» Goal of the exercise: Give the records below again, word for word. No pictures belong in the copy.

[Excerpts from an interface dataset]
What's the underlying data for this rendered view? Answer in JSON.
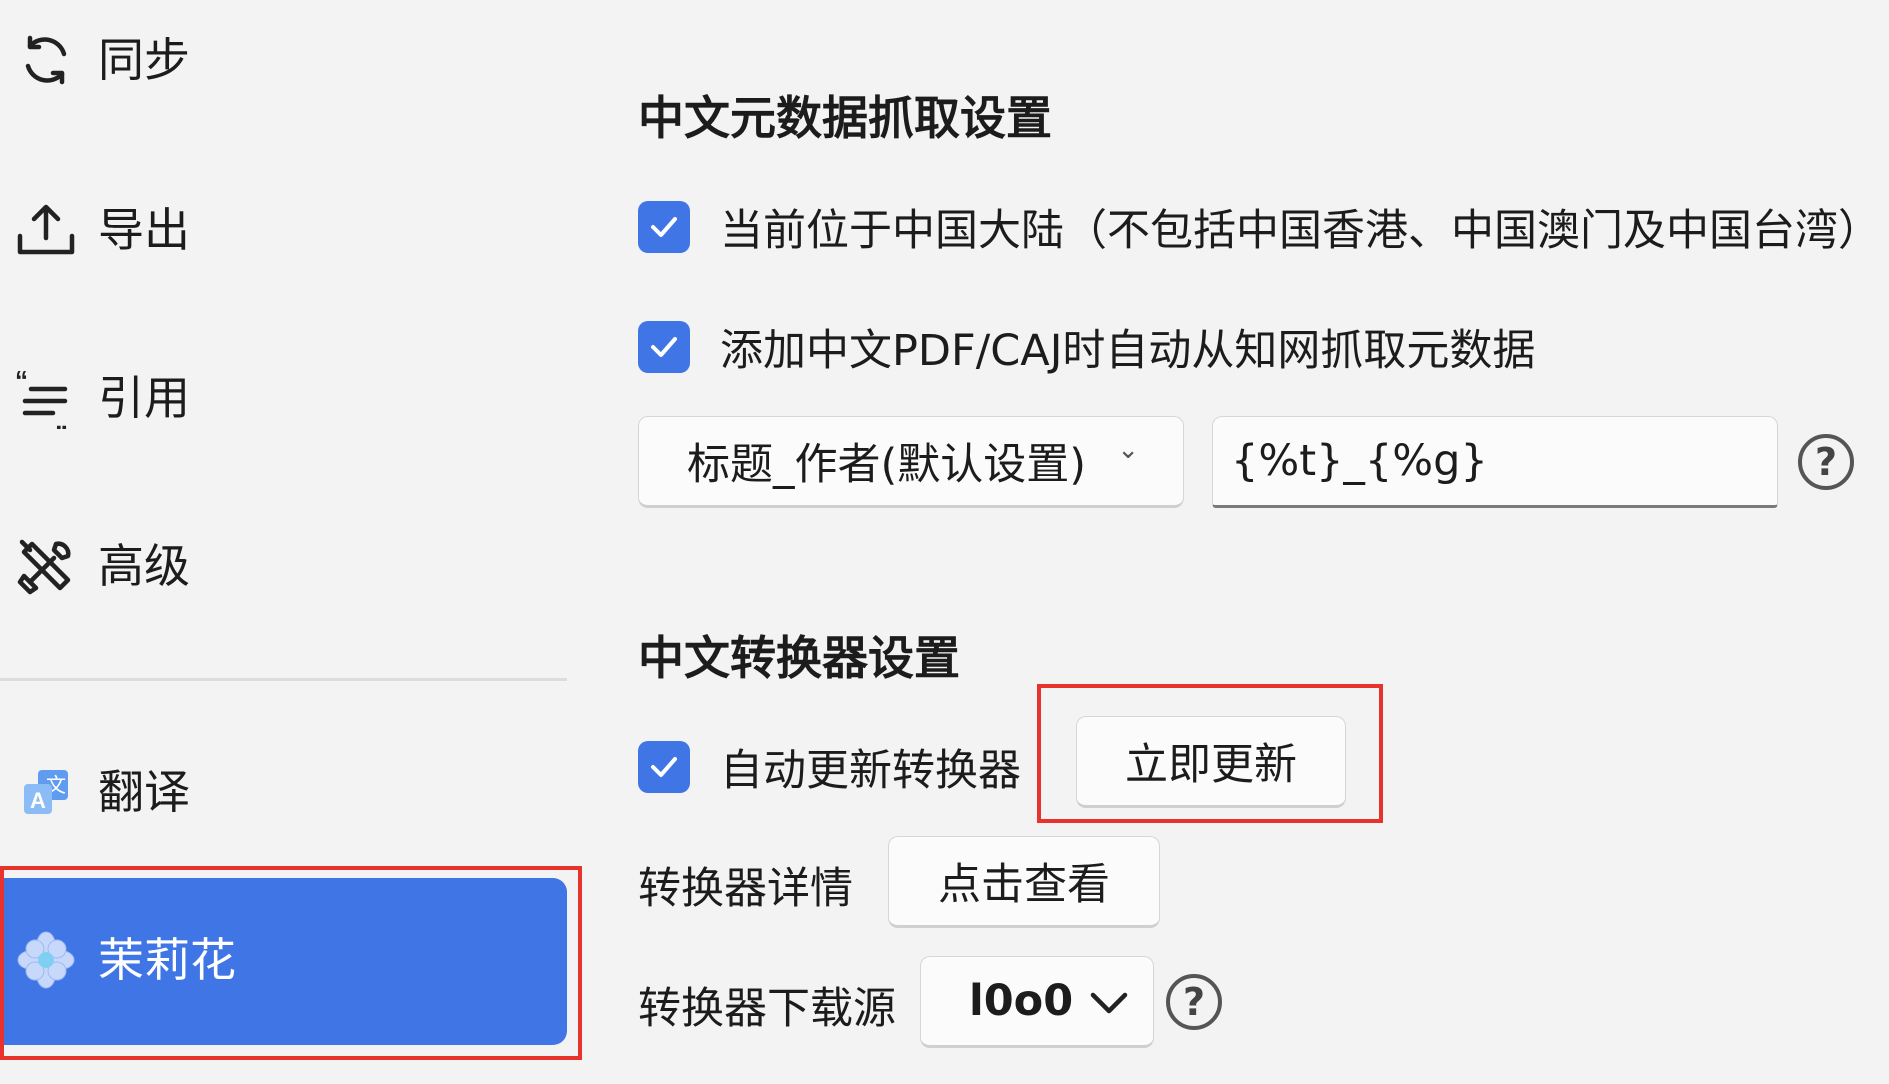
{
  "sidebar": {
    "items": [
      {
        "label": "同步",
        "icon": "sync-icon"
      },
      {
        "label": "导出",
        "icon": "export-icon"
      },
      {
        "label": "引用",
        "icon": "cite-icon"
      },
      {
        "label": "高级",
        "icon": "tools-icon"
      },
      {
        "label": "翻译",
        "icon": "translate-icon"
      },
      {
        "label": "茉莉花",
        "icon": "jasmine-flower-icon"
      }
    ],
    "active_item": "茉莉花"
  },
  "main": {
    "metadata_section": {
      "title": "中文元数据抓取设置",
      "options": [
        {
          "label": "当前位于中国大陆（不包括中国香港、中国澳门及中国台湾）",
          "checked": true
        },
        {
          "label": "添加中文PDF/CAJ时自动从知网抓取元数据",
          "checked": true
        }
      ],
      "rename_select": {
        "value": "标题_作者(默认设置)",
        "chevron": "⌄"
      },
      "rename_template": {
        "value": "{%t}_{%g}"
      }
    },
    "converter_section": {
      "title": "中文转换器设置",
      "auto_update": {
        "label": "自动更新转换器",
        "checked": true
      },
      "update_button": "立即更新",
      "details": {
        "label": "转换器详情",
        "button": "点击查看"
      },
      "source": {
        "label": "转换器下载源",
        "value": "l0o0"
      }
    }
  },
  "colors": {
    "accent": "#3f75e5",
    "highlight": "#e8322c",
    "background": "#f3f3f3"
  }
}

» Answer:
What's the underlying data for this rendered view? Answer in JSON.
{
  "sidebar": {
    "items": [
      {
        "label": "同步",
        "icon": "sync-icon"
      },
      {
        "label": "导出",
        "icon": "export-icon"
      },
      {
        "label": "引用",
        "icon": "cite-icon"
      },
      {
        "label": "高级",
        "icon": "tools-icon"
      },
      {
        "label": "翻译",
        "icon": "translate-icon"
      },
      {
        "label": "茉莉花",
        "icon": "jasmine-flower-icon"
      }
    ],
    "active_item": "茉莉花"
  },
  "main": {
    "metadata_section": {
      "title": "中文元数据抓取设置",
      "options": [
        {
          "label": "当前位于中国大陆（不包括中国香港、中国澳门及中国台湾）",
          "checked": true
        },
        {
          "label": "添加中文PDF/CAJ时自动从知网抓取元数据",
          "checked": true
        }
      ],
      "rename_select": {
        "value": "标题_作者(默认设置)",
        "chevron": "⌄"
      },
      "rename_template": {
        "value": "{%t}_{%g}"
      }
    },
    "converter_section": {
      "title": "中文转换器设置",
      "auto_update": {
        "label": "自动更新转换器",
        "checked": true
      },
      "update_button": "立即更新",
      "details": {
        "label": "转换器详情",
        "button": "点击查看"
      },
      "source": {
        "label": "转换器下载源",
        "value": "l0o0"
      }
    }
  },
  "colors": {
    "accent": "#3f75e5",
    "highlight": "#e8322c",
    "background": "#f3f3f3"
  }
}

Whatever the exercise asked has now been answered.